** Opening PROVIDED DATA block **

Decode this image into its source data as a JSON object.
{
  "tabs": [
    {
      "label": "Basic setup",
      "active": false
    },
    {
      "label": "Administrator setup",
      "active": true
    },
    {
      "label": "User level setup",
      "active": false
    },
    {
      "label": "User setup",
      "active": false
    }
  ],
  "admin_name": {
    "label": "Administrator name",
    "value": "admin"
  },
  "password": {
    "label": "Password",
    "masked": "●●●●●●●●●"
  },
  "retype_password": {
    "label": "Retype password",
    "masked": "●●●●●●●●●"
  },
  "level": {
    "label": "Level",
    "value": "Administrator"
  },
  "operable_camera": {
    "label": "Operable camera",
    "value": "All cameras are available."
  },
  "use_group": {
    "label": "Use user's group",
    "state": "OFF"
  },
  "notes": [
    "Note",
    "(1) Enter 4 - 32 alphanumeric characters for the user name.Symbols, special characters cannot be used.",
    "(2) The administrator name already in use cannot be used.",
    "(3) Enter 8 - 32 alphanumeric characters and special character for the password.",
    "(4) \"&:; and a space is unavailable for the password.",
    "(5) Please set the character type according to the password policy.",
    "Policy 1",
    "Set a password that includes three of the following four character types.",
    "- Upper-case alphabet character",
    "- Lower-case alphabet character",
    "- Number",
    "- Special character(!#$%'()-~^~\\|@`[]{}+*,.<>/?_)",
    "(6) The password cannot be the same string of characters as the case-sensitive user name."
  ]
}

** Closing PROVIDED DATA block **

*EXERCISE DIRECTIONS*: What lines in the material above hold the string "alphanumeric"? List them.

*SOLUTION BELOW*:
    "(1) Enter 4 - 32 alphanumeric characters for the user name.Symbols, special characters cannot be used.",
    "(3) Enter 8 - 32 alphanumeric characters and special character for the password.",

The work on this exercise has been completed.